1/4 cup mozzarella flavored rice shreds, soy cheese or regular mozzarella
2 large yellow onions, caramelized. Find out how easy it is to caramelize an onion here.
Pulse oats in your food processor 3-5 times to roughly chop then add in 3/4 of a can of drained and rinsed cannellini beans. Pulse and additional 5-6 times creating a chunky paste. Add in the egg, oregano and salt and blend in the processor until most of the large pieces are gone. You will be left with a thick paste that will act like the “glue” to your veggie patty.
In a medium-sized bowl, mix the remaining 1/4 can of drained and rinsed cannellini beans with the pesto, bell pepper, lemon zest, rice shreds and the mixture from the food processor then season with salt to taste. Wipe a little olive oil on a large plate and then with wet hands, form the bean mixture into patties and place on the plate. Don’t worry if the batter seems runny! This batter is looser than my veggie burgers but will cook up just fine in the hot skillet . Once all of the cakes have been formed place the plate in the freezer for 10 minutes or in the fridge for at least 20 minutes so that the cakes can set.
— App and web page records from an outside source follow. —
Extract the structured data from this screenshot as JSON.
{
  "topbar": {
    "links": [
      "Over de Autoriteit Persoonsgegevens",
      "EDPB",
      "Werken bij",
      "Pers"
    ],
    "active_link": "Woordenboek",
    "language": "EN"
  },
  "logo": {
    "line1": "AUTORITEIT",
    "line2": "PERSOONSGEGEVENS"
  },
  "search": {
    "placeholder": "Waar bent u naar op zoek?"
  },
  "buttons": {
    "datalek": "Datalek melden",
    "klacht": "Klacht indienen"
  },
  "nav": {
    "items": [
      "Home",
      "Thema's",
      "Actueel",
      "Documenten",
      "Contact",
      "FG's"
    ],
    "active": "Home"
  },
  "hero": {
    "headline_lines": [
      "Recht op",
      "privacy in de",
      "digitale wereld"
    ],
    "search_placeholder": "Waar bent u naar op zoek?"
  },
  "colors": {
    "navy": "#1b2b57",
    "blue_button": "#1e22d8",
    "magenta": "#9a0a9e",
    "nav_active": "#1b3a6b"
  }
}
Heat a cast iron skillet over med-high heat until screaming hot. Add 1 tablespoon of olive oil and swirl pan to coat. Cook the patties until a nice crispy crust has formed on the outside, about 3-4 minutes, then flip to cook the other side another 4-6 minutes.
Serve the bean patties with sun-dried tomato cashew cream and caramelized onions piled on top.
Gluten- Free Focaccia
3 Tbsp. good quality olive oil
1 Tbsp. fresh rosemary, chopped
1 Tbsp. crushed red pepper
salt and pepper to taste
Prepare dough as instructed, after the first baking period remove pans from the oven and drizzle the focaccia with the olive oil and sprinkle with the herbs. Return the pan to the oven and bake for the second half of the bake time as instructed on the package.
Sun-Dried Tomato Cashew Cream
1.5 cups raw unsalted cashews
3/4 – 1 cup water (depending on how thick or thin you would like) plus more for soaking
juice of half a lemon (more if you like a real lemony flavor)
1/3 cup sun-dried tomatoes, with the oil drained
Salt to taste
Cover raw cashews with water and soak for 30 minutes to an hour. Drain and rinse cashews well and place all the ingredients in a high powered blender or food processor, blend until desired consistency. Your cashew cream will last in the refrigerator for 3-4 days and can be frozen for up to 6 months. If you choose to freeze it be sure to run it through the blender really quick after you defrost it to eliminate any lumps. This recipe makes 1.5- 2cups depending on the amount of water you add.